“We now need to ensure that this plan gets the necessary investment by Government as part of budgetary considerations so that today doesn’t become another finger in the dam of a much bigger disaster.”

Irish Dental Association Statement Re: RTÉ Primetime Report

Statement from the President of the Irish Dental Association, Dr Eamon Croke:

 

“We are alarmed at the revelations contained in this evening’s RTÉ Prime Time Investigates report. We are urgently calling on the Government to immediately move to amend outdated legislation which is leaving patients open to risk and harm.

 

“The Irish Dental Association has consistently called for the Dentist’s Act 1985 to be updated and modernised to allow for the mandatory licensing and inspection of dental practices. As it stands, the Dental Council does not have the relevant powers to conduct investigations, carry out inspections or issue sanctions.

 

“At the request of the Department of Health, our members engaged in a consultation process of legislation governing the practice of dentistry – this was back in 2013. We are still awaiting any meaningful progress.

 

“The Government has pursued updates to legislation as required by other health professions. Unfortunately, this has not been the case for dentistry and, once again, shows what little regard the Department of Health gives to dental care and oral health policy.

 

“In light of tonight’s RTÉ Prime Time Investigates report, the Irish Dental Association reiterates the need for urgency in legislating for a new dentist’s act without further procrastination.”

US dental group establishes logistics centre in Ireland

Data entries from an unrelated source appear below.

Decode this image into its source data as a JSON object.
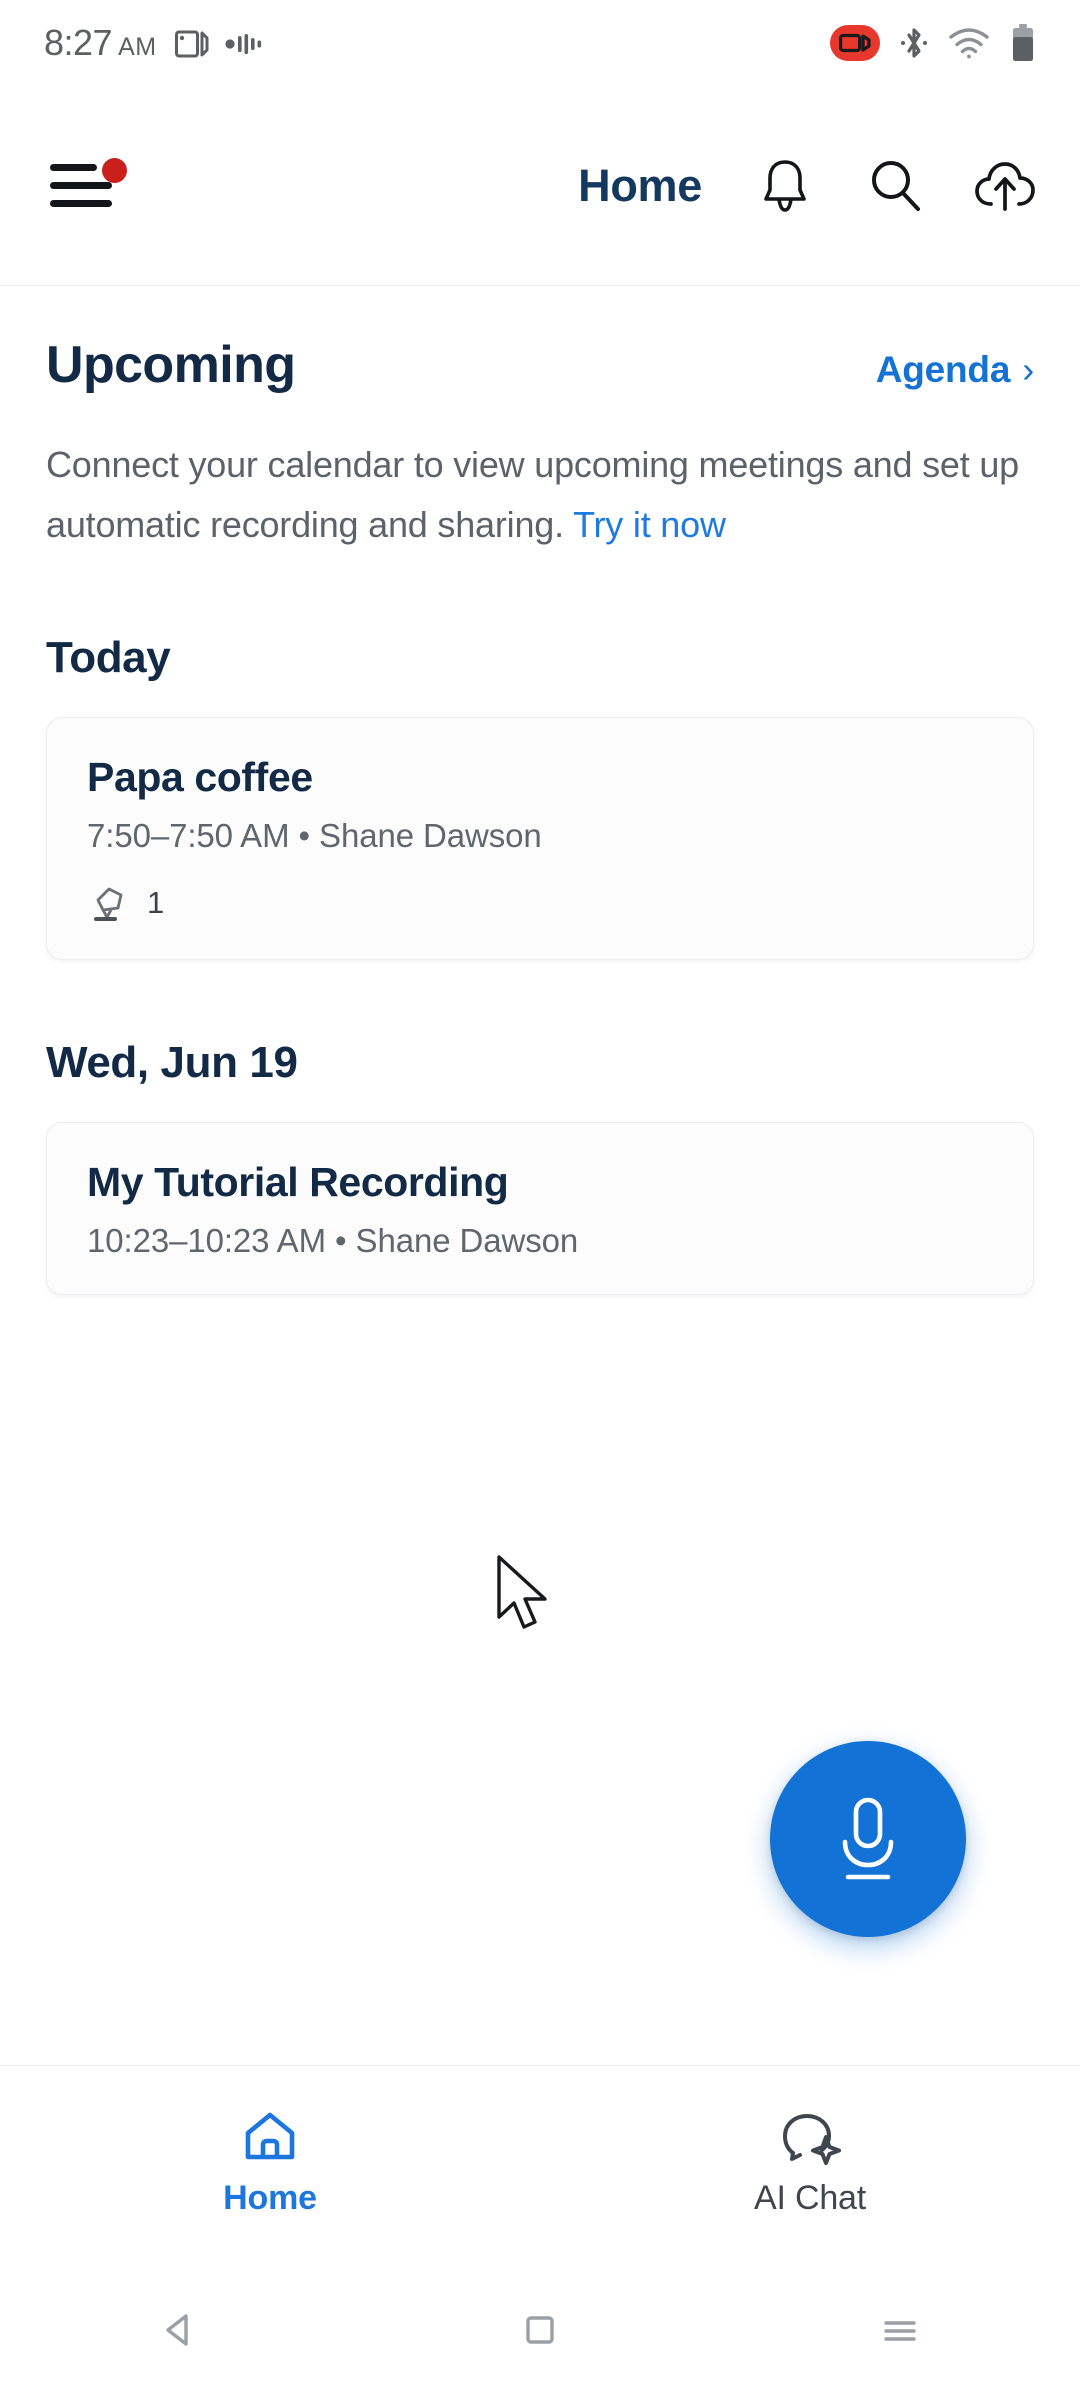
{
  "status_bar": {
    "time": "8:27",
    "ampm": "AM",
    "left_icons": [
      "screen-cast-icon",
      "sound-wave-icon"
    ],
    "right_icons": [
      "screen-recording-icon",
      "bluetooth-icon",
      "wifi-icon",
      "battery-icon"
    ],
    "recording_badge_color": "#e8372c",
    "text_color": "#5c6063"
  },
  "app_bar": {
    "menu_icon": "hamburger-menu-icon",
    "menu_badge": true,
    "badge_color": "#c9201c",
    "title": "Home",
    "title_color": "#14395e",
    "actions": [
      {
        "name": "notifications-icon",
        "label": "Notifications"
      },
      {
        "name": "search-icon",
        "label": "Search"
      },
      {
        "name": "cloud-upload-icon",
        "label": "Upload"
      }
    ]
  },
  "upcoming": {
    "heading": "Upcoming",
    "link_label": "Agenda",
    "link_chevron": "›",
    "link_color": "#1472d4",
    "body_text": "Connect your calendar to view upcoming meetings and set up automatic recording and sharing. ",
    "body_link": "Try it now",
    "body_link_color": "#1d7ae0"
  },
  "sections": [
    {
      "day_label": "Today",
      "items": [
        {
          "title": "Papa coffee",
          "subtitle": "7:50–7:50 AM  •  Shane Dawson",
          "meta_icon": "highlight-note-icon",
          "meta_count": "1"
        }
      ]
    },
    {
      "day_label": "Wed, Jun 19",
      "items": [
        {
          "title": "My Tutorial Recording",
          "subtitle": "10:23–10:23 AM  •  Shane Dawson",
          "meta_icon": null,
          "meta_count": null
        }
      ]
    }
  ],
  "fab": {
    "icon": "microphone-icon",
    "color": "#1272d6"
  },
  "bottom_nav": {
    "active_color": "#1c76dd",
    "inactive_color": "#3f464d",
    "items": [
      {
        "icon": "home-icon",
        "label": "Home",
        "active": true
      },
      {
        "icon": "ai-chat-icon",
        "label": "AI Chat",
        "active": false
      }
    ]
  },
  "system_nav": {
    "buttons": [
      "back-triangle-icon",
      "home-square-icon",
      "recents-lines-icon"
    ],
    "color": "#9aa0a6"
  },
  "cursor": {
    "icon": "mouse-pointer-icon"
  }
}
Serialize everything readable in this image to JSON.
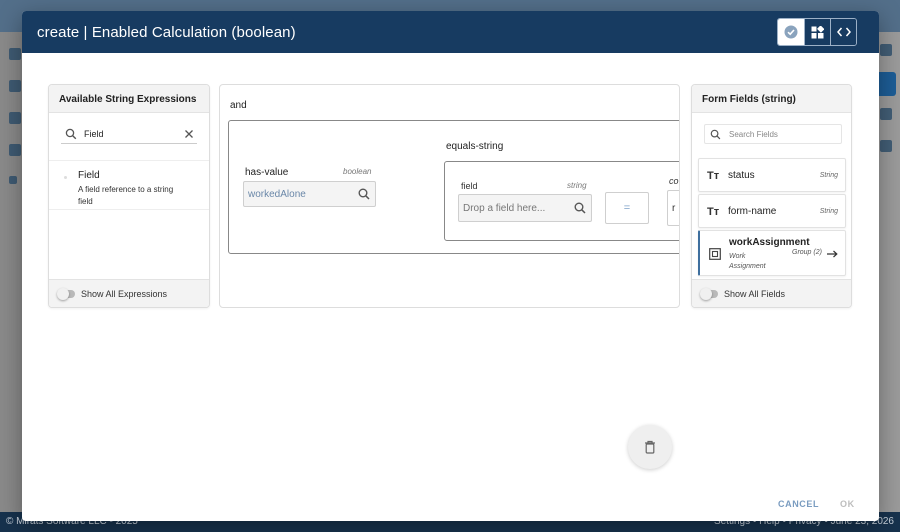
{
  "background": {
    "footer_left": "© Mirats Software LLC - 2025",
    "footer_right": "Settings • Help • Privacy • June 23, 2026"
  },
  "modal": {
    "title": "create | Enabled Calculation (boolean)",
    "mode_buttons": [
      {
        "icon": "check-circle-icon",
        "active": true
      },
      {
        "icon": "blocks-icon",
        "active": false
      },
      {
        "icon": "code-icon",
        "active": false
      }
    ]
  },
  "left_panel": {
    "title": "Available String Expressions",
    "search_value": "Field",
    "items": [
      {
        "name": "Field",
        "description": "A field reference to a string field"
      }
    ],
    "toggle_label": "Show All Expressions"
  },
  "canvas": {
    "root_operator": "and",
    "has_value": {
      "label": "has-value",
      "type": "boolean",
      "input_value": "workedAlone"
    },
    "equals_string": {
      "label": "equals-string",
      "field_label": "field",
      "field_type": "string",
      "field_placeholder": "Drop a field here...",
      "operator": "=",
      "compare_label": "co",
      "compare_value_partial": "r"
    }
  },
  "right_panel": {
    "title": "Form Fields (string)",
    "search_placeholder": "Search Fields",
    "fields": [
      {
        "name": "status",
        "type": "String",
        "icon": "text-type-icon"
      },
      {
        "name": "form-name",
        "type": "String",
        "icon": "text-type-icon"
      },
      {
        "name": "workAssignment",
        "subtitle": "Work Assignment",
        "type": "Group (2)",
        "icon": "group-icon"
      }
    ],
    "toggle_label": "Show All Fields"
  },
  "footer": {
    "cancel_label": "CANCEL",
    "ok_label": "OK"
  },
  "colors": {
    "header_bg": "#173b61",
    "accent": "#3e6f9e",
    "link_blue": "#6a87a8",
    "cancel_text": "#7a9cc0",
    "ok_disabled": "#bdbdbd"
  }
}
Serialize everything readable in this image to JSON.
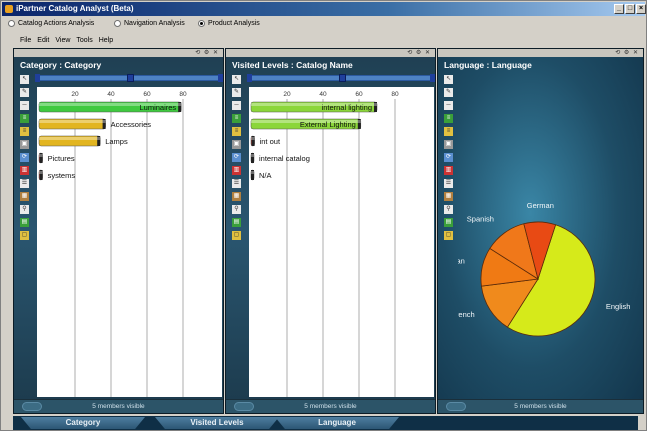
{
  "window": {
    "title": "iPartner Catalog Analyst (Beta)"
  },
  "modes": [
    {
      "label": "Catalog Actions Analysis",
      "selected": false
    },
    {
      "label": "Navigation Analysis",
      "selected": false
    },
    {
      "label": "Product Analysis",
      "selected": true
    }
  ],
  "menu": [
    "File",
    "Edit",
    "View",
    "Tools",
    "Help"
  ],
  "panels": [
    {
      "title": "Category : Category",
      "footer": "5 members visible"
    },
    {
      "title": "Visited Levels : Catalog Name",
      "footer": "5 members visible"
    },
    {
      "title": "Language : Language",
      "footer": "5 members visible"
    }
  ],
  "tabs": [
    "Category",
    "Visited Levels",
    "Language"
  ],
  "chart_data": [
    {
      "type": "bar",
      "orientation": "horizontal",
      "categories": [
        "Luminaires",
        "Accessories",
        "Lamps",
        "Pictures",
        "systems"
      ],
      "values": [
        79,
        37,
        34,
        2,
        2
      ],
      "colors": [
        "#3fc93f",
        "#e2b520",
        "#e2b520",
        "#c0392b",
        "#c0392b"
      ],
      "xticks": [
        20,
        40,
        60,
        80
      ],
      "xlim": [
        0,
        95
      ]
    },
    {
      "type": "bar",
      "orientation": "horizontal",
      "categories": [
        "internal lighting",
        "External Lighting",
        "int out",
        "internal catalog",
        "N/A"
      ],
      "values": [
        70,
        61,
        2,
        0.5,
        0.5
      ],
      "colors": [
        "#8bd63a",
        "#8bd63a",
        "#c0392b",
        "#9aa0a6",
        "#9aa0a6"
      ],
      "xticks": [
        20,
        40,
        60,
        80
      ],
      "xlim": [
        0,
        95
      ]
    },
    {
      "type": "pie",
      "categories": [
        "English",
        "French",
        "Italian",
        "Spanish",
        "German"
      ],
      "values": [
        54,
        14,
        11,
        12,
        9
      ],
      "colors": [
        "#d6ea1a",
        "#f08a1c",
        "#f07a14",
        "#f0781a",
        "#e84a14"
      ]
    }
  ]
}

American dental group Young Innovations has established a new logistics centre in Ireland. The Dungarvan site will become a hub for international trade and the European market.

 

“The excellent infrastructure allows us to expand the product range and deliver faster, which are ideal conditions for optimal support of our customers,” said Frank Whyte, Vice President and Managing Director of Young International, at the opening ceremony.

 

The Group’s Microbrush brand has been present locally for 25 years. The branch was initially used as a factory and later as a warehouse. Since 2014, the premises and the portfolio have been steadily expanded and other brands have been added, like Young Dental, American Eagle Instruments, Pro-Matrix, Pro-Tip, Crystal Tips, Zooby and Denticator.

 

The continuous growth required the expansion of capacity. The warehouse was enlarged and all buildings completely renovated. A reception area, new offices, a conference centre and a canteen were added to the site

 

Young Innovations’ extensive portfolio can now be fully mapped and the diverse requirements for storing the high-quality goods are also easily met. Modern technology and software make inventory transparent and speed up delivery to clinics and practices at home and abroad.

 

Frank Whyte thanked the energetic team as well as the previous General Manager, Mary O’Keeffe, who had been with Microbrush since 1998 and has now retired. Cormac Johnston was introduced as the new General Manager for Ireland. The senior professional brings to the position many years of experience in quality and process management at international companies in the healthcare and biotech industries.

 

We use cookies in order to give you the best possible experience on our website. By continuing to use this site, you agree to our use of cookies.
Accept
Reject